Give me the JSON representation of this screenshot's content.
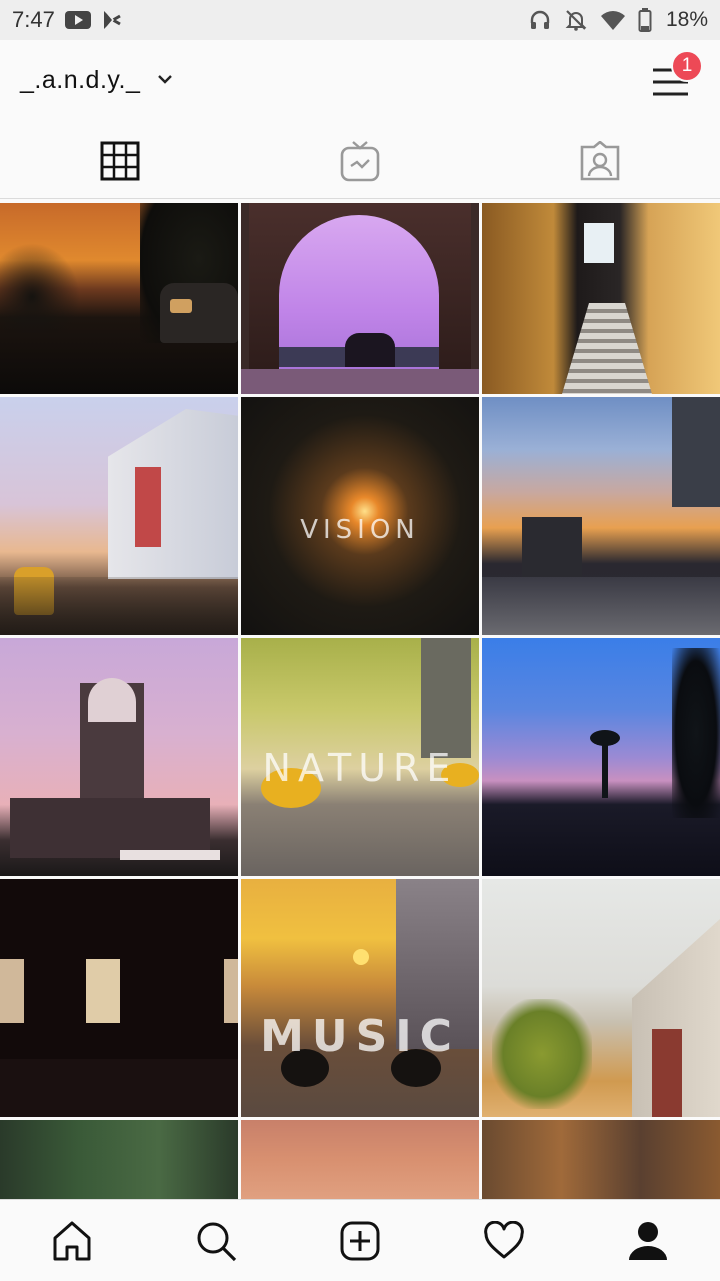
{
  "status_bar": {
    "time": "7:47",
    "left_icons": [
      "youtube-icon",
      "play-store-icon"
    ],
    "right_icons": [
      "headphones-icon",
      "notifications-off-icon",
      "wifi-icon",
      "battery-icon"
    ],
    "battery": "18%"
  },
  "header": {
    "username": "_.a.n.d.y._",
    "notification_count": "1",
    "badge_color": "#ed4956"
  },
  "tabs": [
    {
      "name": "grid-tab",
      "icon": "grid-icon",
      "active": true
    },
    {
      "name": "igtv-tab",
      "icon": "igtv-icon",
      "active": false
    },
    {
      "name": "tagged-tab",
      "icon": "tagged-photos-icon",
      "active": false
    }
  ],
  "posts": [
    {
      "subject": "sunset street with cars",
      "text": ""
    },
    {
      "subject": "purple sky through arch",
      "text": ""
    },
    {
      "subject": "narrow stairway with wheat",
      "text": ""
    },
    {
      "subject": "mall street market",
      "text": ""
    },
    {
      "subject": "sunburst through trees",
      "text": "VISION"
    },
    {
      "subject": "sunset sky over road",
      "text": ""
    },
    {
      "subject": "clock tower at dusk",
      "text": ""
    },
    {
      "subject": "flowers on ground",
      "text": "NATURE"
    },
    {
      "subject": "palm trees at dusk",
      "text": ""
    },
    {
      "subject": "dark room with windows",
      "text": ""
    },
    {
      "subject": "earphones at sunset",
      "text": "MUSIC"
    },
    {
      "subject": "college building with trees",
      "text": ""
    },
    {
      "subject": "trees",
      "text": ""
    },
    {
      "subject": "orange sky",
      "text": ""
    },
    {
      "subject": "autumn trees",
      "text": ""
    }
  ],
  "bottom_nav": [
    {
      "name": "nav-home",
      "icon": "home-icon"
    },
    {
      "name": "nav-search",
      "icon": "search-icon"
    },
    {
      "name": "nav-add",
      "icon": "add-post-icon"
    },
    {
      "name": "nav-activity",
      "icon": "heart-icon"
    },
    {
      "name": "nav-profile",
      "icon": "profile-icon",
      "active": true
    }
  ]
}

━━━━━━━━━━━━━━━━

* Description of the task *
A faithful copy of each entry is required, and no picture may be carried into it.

* Written solution *
Give me the JSON representation of this screenshot's content.
{
  "status_bar": {
    "time": "7:47",
    "left_icons": [
      "youtube-icon",
      "play-store-icon"
    ],
    "right_icons": [
      "headphones-icon",
      "notifications-off-icon",
      "wifi-icon",
      "battery-icon"
    ],
    "battery": "18%"
  },
  "header": {
    "username": "_.a.n.d.y._",
    "notification_count": "1",
    "badge_color": "#ed4956"
  },
  "tabs": [
    {
      "name": "grid-tab",
      "icon": "grid-icon",
      "active": true
    },
    {
      "name": "igtv-tab",
      "icon": "igtv-icon",
      "active": false
    },
    {
      "name": "tagged-tab",
      "icon": "tagged-photos-icon",
      "active": false
    }
  ],
  "posts": [
    {
      "subject": "sunset street with cars",
      "text": ""
    },
    {
      "subject": "purple sky through arch",
      "text": ""
    },
    {
      "subject": "narrow stairway with wheat",
      "text": ""
    },
    {
      "subject": "mall street market",
      "text": ""
    },
    {
      "subject": "sunburst through trees",
      "text": "VISION"
    },
    {
      "subject": "sunset sky over road",
      "text": ""
    },
    {
      "subject": "clock tower at dusk",
      "text": ""
    },
    {
      "subject": "flowers on ground",
      "text": "NATURE"
    },
    {
      "subject": "palm trees at dusk",
      "text": ""
    },
    {
      "subject": "dark room with windows",
      "text": ""
    },
    {
      "subject": "earphones at sunset",
      "text": "MUSIC"
    },
    {
      "subject": "college building with trees",
      "text": ""
    },
    {
      "subject": "trees",
      "text": ""
    },
    {
      "subject": "orange sky",
      "text": ""
    },
    {
      "subject": "autumn trees",
      "text": ""
    }
  ],
  "bottom_nav": [
    {
      "name": "nav-home",
      "icon": "home-icon"
    },
    {
      "name": "nav-search",
      "icon": "search-icon"
    },
    {
      "name": "nav-add",
      "icon": "add-post-icon"
    },
    {
      "name": "nav-activity",
      "icon": "heart-icon"
    },
    {
      "name": "nav-profile",
      "icon": "profile-icon",
      "active": true
    }
  ]
}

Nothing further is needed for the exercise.